* WHAT IS BEING ASKED *
Your task is to copy every line below that contains the word "this".

#### STORED DATA

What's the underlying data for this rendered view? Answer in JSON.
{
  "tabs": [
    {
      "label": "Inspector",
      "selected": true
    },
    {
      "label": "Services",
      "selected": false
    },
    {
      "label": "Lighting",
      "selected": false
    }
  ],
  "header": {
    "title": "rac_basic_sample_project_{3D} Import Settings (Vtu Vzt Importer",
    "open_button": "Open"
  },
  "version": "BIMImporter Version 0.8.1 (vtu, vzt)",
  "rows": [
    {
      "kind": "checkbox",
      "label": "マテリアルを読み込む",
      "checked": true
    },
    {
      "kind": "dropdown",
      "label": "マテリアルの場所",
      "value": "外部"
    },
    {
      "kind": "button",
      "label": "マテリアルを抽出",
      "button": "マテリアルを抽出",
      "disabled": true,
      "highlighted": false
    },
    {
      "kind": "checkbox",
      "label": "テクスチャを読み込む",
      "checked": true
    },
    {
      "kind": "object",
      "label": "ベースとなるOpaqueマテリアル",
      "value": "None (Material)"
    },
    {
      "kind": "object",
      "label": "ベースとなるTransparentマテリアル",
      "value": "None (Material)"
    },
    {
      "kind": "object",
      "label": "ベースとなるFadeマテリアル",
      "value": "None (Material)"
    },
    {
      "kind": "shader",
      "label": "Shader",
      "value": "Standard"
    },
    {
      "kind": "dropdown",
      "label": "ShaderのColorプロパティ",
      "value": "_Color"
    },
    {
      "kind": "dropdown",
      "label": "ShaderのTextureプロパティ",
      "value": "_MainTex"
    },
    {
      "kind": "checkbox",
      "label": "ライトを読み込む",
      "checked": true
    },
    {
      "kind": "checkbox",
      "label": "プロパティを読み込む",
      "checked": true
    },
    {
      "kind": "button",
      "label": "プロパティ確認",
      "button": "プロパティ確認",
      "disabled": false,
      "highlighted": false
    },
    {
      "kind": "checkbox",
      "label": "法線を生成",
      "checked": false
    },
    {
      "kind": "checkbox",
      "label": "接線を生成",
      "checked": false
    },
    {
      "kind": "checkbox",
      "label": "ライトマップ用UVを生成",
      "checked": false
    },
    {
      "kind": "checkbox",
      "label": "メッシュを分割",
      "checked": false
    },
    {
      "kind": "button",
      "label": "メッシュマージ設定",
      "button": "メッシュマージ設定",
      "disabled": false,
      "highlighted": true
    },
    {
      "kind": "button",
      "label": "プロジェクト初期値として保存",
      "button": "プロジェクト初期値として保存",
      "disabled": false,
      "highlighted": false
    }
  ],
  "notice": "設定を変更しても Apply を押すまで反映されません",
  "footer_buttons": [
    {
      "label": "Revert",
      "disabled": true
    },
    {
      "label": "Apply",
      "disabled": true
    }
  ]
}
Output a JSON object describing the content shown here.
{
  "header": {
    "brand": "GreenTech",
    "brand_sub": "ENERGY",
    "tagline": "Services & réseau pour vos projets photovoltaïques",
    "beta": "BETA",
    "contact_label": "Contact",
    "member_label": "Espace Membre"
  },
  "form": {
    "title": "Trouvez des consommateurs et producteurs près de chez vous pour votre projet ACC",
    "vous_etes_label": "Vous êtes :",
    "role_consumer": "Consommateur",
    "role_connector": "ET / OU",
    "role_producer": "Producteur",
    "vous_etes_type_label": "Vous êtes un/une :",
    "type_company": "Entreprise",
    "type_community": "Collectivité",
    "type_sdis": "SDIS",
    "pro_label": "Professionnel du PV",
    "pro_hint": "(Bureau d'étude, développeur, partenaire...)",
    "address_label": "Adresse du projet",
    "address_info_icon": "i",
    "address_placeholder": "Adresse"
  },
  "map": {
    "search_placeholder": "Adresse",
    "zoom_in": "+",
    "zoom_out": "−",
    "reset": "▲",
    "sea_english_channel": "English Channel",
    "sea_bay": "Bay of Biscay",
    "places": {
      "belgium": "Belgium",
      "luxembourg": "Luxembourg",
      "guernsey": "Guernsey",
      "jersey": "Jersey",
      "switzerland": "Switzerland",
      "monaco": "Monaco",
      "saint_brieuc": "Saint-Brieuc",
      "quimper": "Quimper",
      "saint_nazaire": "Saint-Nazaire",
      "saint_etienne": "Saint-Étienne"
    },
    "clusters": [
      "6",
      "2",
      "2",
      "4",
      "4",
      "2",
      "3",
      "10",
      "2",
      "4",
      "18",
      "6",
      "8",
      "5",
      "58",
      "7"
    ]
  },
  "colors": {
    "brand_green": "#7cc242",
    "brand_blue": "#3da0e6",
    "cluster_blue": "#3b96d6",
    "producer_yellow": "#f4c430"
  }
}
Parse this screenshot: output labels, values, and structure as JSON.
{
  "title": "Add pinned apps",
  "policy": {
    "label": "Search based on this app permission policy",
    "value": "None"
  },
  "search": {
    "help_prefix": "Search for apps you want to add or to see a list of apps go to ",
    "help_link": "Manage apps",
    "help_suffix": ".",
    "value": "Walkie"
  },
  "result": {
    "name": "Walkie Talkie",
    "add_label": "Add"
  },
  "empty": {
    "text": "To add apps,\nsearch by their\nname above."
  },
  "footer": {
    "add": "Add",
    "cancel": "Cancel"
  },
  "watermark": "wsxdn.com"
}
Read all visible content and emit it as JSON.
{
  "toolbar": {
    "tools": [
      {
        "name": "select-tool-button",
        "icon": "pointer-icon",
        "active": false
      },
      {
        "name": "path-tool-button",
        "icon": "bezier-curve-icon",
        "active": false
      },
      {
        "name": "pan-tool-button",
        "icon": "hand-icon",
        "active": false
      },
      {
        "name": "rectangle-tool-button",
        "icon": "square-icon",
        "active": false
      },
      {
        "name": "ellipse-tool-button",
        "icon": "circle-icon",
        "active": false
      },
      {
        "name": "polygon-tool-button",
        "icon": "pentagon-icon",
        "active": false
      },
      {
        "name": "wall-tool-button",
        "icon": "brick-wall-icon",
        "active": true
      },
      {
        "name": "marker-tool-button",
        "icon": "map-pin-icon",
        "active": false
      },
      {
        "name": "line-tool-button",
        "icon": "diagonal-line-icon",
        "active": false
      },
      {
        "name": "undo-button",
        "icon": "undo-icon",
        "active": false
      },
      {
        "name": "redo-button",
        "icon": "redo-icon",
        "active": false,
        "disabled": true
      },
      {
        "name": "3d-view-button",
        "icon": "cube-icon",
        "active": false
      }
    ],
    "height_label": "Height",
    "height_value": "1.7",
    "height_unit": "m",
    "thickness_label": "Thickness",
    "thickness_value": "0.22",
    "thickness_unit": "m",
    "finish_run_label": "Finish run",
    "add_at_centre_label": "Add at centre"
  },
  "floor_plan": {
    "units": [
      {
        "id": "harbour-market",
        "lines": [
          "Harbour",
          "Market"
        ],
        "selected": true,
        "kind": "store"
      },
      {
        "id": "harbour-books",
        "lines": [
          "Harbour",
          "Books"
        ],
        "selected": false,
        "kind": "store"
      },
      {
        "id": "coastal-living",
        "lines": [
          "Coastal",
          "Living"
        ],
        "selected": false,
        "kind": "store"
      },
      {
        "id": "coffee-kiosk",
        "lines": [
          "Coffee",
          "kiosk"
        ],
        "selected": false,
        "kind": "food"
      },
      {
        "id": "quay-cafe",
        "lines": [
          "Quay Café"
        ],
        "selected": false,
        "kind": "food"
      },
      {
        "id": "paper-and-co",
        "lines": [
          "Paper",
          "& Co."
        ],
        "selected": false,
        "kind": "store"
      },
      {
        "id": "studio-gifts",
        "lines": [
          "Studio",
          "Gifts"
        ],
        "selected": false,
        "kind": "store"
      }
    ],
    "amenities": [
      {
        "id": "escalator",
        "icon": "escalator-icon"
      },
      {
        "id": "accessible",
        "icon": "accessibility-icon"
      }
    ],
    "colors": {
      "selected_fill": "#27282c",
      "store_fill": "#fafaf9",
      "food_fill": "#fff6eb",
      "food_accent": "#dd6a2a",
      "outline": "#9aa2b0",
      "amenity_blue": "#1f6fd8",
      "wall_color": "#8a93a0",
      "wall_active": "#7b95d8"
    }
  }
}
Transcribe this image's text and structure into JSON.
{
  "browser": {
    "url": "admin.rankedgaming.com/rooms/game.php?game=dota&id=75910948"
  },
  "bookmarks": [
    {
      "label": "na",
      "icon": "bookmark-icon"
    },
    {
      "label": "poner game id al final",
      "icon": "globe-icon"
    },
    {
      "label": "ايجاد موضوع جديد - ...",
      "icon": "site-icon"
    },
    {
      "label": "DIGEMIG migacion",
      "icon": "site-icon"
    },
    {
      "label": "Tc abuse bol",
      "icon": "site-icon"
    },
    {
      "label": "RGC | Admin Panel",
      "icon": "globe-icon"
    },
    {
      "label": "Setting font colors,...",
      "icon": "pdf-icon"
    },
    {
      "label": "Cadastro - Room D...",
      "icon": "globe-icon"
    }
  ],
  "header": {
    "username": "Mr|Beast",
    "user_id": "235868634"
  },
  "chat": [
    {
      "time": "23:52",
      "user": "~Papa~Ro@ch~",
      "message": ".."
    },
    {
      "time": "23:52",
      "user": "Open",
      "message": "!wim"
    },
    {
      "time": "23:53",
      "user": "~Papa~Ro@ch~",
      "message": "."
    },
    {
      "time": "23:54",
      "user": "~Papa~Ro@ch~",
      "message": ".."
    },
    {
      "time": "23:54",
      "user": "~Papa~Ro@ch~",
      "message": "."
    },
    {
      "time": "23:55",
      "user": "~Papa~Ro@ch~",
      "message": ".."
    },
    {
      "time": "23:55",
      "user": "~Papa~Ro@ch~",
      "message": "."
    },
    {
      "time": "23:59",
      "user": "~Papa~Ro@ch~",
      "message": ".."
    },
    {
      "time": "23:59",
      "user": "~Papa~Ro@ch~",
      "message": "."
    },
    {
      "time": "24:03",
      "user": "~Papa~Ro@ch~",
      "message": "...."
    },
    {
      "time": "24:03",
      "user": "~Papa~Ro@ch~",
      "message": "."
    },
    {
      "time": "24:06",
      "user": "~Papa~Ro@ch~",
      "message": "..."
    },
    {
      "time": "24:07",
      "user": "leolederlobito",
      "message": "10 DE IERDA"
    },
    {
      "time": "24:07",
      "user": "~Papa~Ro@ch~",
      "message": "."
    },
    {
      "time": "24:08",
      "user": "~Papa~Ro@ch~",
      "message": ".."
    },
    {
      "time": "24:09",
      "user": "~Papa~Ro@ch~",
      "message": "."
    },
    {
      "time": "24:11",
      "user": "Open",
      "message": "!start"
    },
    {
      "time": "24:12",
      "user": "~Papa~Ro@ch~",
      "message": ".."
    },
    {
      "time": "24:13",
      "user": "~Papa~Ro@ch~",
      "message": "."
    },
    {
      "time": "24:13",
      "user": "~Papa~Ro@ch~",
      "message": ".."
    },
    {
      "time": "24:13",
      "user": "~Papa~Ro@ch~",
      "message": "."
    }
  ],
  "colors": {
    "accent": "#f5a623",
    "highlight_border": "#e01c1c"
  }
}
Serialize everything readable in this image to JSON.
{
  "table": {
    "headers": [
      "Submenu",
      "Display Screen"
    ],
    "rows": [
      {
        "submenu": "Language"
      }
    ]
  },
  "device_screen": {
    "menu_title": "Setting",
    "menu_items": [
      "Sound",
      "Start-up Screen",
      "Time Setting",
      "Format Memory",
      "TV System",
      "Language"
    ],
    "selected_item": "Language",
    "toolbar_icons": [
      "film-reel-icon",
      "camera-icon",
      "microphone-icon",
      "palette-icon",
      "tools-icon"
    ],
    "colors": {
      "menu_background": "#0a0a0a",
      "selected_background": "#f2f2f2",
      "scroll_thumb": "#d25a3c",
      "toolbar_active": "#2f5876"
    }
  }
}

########

* SOLUTION *
What's the underlying data for this rendered view? Answer in JSON.
Parse this screenshot: output labels, values, and structure as JSON.
    "label": "Search based on this app permission policy",
Transcribe this image's text and structure into JSON.
Serialize everything readable in this image to JSON.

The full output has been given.